Imagine A System
Public transit services in Hampton Roads could be better. Much better.
I take pride in the work we do. Every week day, Hampton Roads Transit delivers more than 48,000 customers to work, school or along their ordinary errands. Few other regional activities involve as many diverse people on a daily basis as public transit.
But our service is just not good enough. What we have today is an inconsistent system of local and express bus routes, with inconsistent service hours and service days as well as a ‘starter’ light rail system that we don’t believe fully meets the existing and potential needs of Hampton Roads.
Some cities fund robust transit; Norfolk clearly leads the way in this regard. Newport News, second in transit funding, and Hampton, fourth behind Virginia Beach, are leading on a project to bring bus rapid transit to the Peninsula. But practically speaking, it’s years away.
When it comes to local bus service, many cities opt for limited service with almost none on weekends; large areas of the region simply have no service at all.
I’m not complaining. Each city pays what it believes is appropriate. All of them, after all, have other obligations: police, fire, schools and the like. But the way transit is funded means that HRT must cobble together a “system” based on these unequal contributions. The result? About half of HRT’s local buses come just once an hour. That means if you’re a little late out the door – or the bus comes early – you’ll likely wait another hour to board.
People who are on a schedule know that won’t work as a daily commuting option. So, most commuters in Hampton Roads pile into a car. In fact, nearly everyone in this region drives to work alone.
This funding system exists because Hampton Roads Transit is really nothing more than a transit contractor. Each city pays for what it can afford, then HRT assembles a system and runs it.
But imagine a bus system where customers could count on a core group of routes that delivered 15-minute service frequency during the peak commuting times to all major activity centers in the region. Imagine a system where the service day was the same in each city, so that no matter where you lived in Greenbrier or Ghent – you could count on regular bus service to pick you up.
Imagine one where customer amenities include even more shelters than the 232 we have installed in the last few years, so that on a rainy day customers would not have to stand in the rain waiting. What business wants its customers standing in the rain? Not ours, I can assure, you, but it’s a troublesome fact for us.
Imagine if we had the funding for technology that would allow customers to use their smart phones to accurately track and predict the arrival of the next bus.

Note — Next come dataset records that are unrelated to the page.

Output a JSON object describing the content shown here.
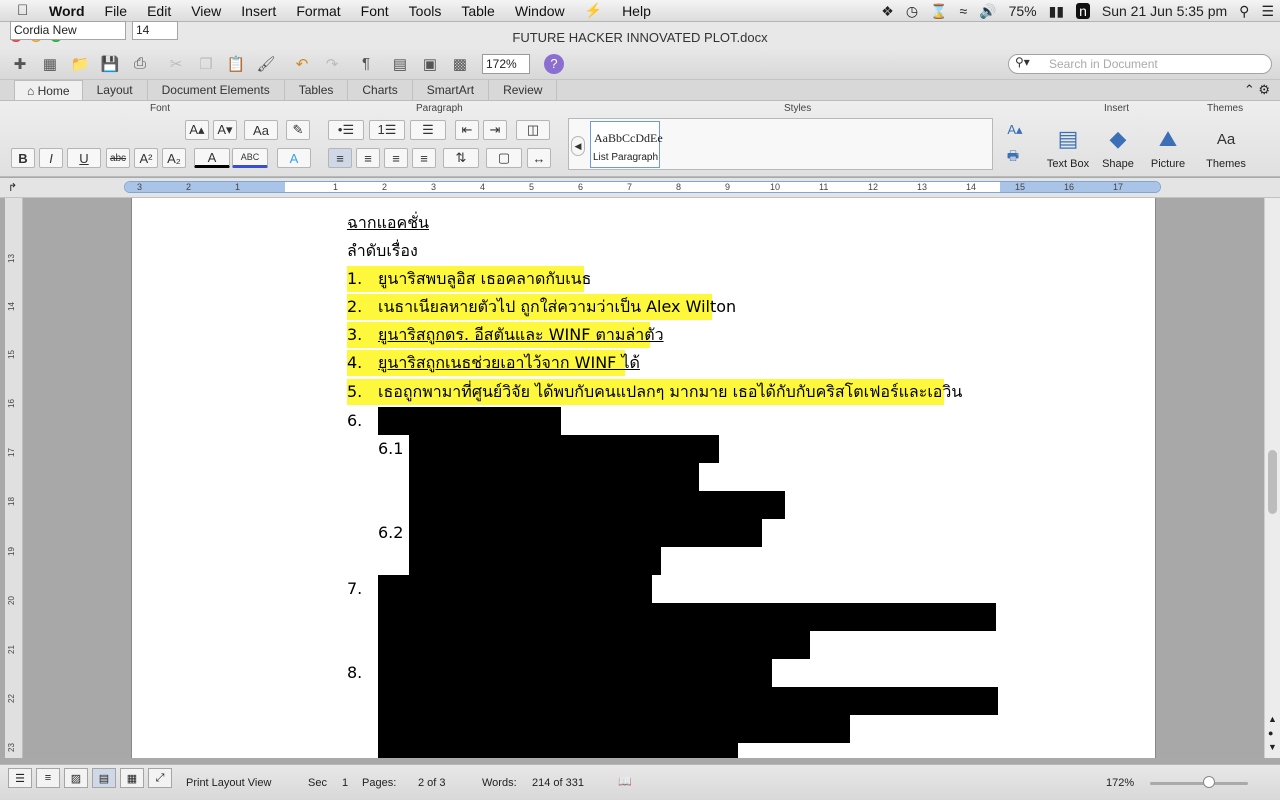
{
  "menubar": {
    "app": "Word",
    "items": [
      "File",
      "Edit",
      "View",
      "Insert",
      "Format",
      "Font",
      "Tools",
      "Table",
      "Window",
      "Help"
    ],
    "battery": "75%",
    "datetime": "Sun 21 Jun  5:35 pm"
  },
  "window": {
    "title": "FUTURE HACKER INNOVATED PLOT.docx"
  },
  "toolbar": {
    "zoom": "172%",
    "search_placeholder": "Search in Document"
  },
  "tabs": [
    "Home",
    "Layout",
    "Document Elements",
    "Tables",
    "Charts",
    "SmartArt",
    "Review"
  ],
  "ribbon": {
    "groups": {
      "font": "Font",
      "paragraph": "Paragraph",
      "styles": "Styles",
      "insert": "Insert",
      "themes": "Themes"
    },
    "font_name": "Cordia New",
    "font_size": "14",
    "style_sample": "AaBbCcDdEe",
    "style_name": "List Paragraph",
    "insert_items": [
      "Text Box",
      "Shape",
      "Picture"
    ],
    "themes_label": "Themes"
  },
  "document": {
    "heading": "ฉากแอคชั่น",
    "subheading": "ลำดับเรื่อง",
    "items": [
      {
        "num": "1.",
        "text": "ยูนาริสพบลูอิส เธอคลาดกับเนธ"
      },
      {
        "num": "2.",
        "text": "เนธาเนียลหายตัวไป ถูกใส่ความว่าเป็น Alex Wilton"
      },
      {
        "num": "3.",
        "text": "ยูนาริสถูกดร. อีสตันและ WINF ตามล่าตัว"
      },
      {
        "num": "4.",
        "text": "ยูนาริสถูกเนธช่วยเอาไว้จาก WINF ได้"
      },
      {
        "num": "5.",
        "text": "เธอถูกพามาที่ศูนย์วิจัย ได้พบกับคนแปลกๆ มากมาย เธอได้กับกับคริสโตเฟอร์และเอวิน"
      }
    ],
    "redacted_numbers": [
      "6.",
      "6.1",
      "6.2",
      "7.",
      "8."
    ]
  },
  "status": {
    "view": "Print Layout View",
    "sec_label": "Sec",
    "sec_value": "1",
    "pages_label": "Pages:",
    "pages_value": "2 of 3",
    "words_label": "Words:",
    "words_value": "214 of 331",
    "zoom": "172%"
  }
}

Interestingly, almost all our customers have smart phones, a fact recently uncovered by our Origin and Destination survey.
Next bus arrival is critical as no one wants to stand around and guess when the bus is coming, even though all our customers do.

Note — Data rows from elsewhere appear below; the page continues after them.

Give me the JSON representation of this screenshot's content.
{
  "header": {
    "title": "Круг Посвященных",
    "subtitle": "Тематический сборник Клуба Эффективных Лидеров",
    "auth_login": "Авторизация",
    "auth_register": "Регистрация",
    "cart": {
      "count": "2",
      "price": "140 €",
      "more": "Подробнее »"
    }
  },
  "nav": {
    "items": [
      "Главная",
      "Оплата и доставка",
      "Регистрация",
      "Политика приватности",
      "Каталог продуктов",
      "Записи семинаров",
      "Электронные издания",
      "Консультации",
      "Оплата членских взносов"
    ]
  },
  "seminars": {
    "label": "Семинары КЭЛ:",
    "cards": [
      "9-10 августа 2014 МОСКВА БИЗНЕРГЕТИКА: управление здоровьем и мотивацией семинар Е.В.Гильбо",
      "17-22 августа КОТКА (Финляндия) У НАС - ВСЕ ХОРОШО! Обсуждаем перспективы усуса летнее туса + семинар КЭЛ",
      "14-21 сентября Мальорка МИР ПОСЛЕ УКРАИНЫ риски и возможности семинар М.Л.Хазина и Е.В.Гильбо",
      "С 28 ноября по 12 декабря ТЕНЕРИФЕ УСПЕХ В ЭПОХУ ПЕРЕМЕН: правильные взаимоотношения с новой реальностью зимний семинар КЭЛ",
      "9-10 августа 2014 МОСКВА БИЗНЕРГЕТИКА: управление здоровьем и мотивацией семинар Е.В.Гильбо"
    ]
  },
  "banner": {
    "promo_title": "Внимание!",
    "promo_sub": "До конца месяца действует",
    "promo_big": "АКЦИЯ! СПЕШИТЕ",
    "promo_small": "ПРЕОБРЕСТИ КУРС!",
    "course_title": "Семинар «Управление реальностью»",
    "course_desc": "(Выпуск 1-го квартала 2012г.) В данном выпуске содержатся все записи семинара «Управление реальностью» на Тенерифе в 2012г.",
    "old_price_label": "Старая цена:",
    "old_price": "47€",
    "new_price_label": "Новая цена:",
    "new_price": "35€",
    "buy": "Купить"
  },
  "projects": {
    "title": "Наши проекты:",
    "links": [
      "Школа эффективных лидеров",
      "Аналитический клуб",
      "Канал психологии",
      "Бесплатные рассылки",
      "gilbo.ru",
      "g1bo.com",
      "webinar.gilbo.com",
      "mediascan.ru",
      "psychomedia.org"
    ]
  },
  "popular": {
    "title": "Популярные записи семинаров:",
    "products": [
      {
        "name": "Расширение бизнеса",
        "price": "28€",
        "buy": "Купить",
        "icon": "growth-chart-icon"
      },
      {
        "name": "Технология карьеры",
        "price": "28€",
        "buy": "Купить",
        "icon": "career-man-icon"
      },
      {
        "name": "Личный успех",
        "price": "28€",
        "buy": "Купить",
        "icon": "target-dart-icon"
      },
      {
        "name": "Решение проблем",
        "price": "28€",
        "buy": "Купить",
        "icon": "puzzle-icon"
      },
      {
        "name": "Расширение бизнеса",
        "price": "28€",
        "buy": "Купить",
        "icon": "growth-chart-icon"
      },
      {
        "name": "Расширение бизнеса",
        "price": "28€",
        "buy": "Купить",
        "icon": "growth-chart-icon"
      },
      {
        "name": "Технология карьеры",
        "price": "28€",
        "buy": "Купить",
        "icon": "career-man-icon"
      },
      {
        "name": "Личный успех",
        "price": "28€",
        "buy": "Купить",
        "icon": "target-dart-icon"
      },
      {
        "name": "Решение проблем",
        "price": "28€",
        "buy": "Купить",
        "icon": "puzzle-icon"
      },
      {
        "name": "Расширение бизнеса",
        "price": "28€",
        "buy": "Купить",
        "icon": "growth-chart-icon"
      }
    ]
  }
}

A more reliable bus service like this would make it far easier to reach the military bases, the shipyards, and shopping centers, even the airports. It would connect more workers to jobs, help people save money on their daily commute because taking transit it cheaper than driving. It would help unleash the region’s potential.

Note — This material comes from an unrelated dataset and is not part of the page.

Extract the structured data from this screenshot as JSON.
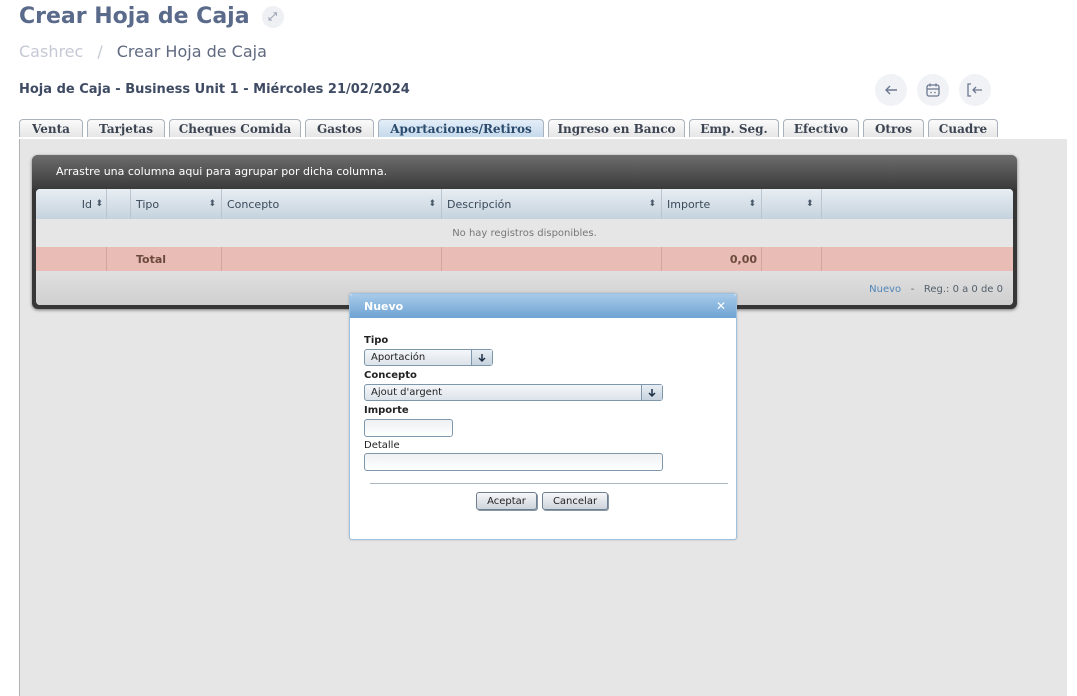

Already, Hampton and Newport News are coordinating on the Peninsula Corridor Study. It has identified two Bus Rapid Transit (BRT) lines along Jefferson Avenue and Mercury Boulevard that would be good candidates to bring high capacity transit to the Peninsula. BRT would provide a faster, more efficient way for people to travel around Hampton and Newport News. Pending approval from city councils and the HRT Commission, we will conduct an environmental review to provide more detail on the benefits and costs of bringing BRT to Hampton Roads.
While these big projects are exciting, it’s the core local bus service that lies at the heart of regional transit.
Hampton Roads Transit has proposed an enhanced local system of the type I just described. We began serious work on this after the failure of the light rail referendum in Virginia Beach. While we were deeply disappointed in that outcome, we know that bus transportation will remain our central business regardless of what happens to light rail or BRT next.
But imagine a system on the Peninsula that combines the dedicated right of way travel of BRT with enhanced local bus. Imagine how easy it would be to leave the car at home a few times a week and just enjoy the simple pleasure of letting someone else do the driving.
In the absence of dedicated regional funding similar to what supports roads, it will be impossible to have a truly regional system that effectively serves customers as we envision.
But imagine the possibilities.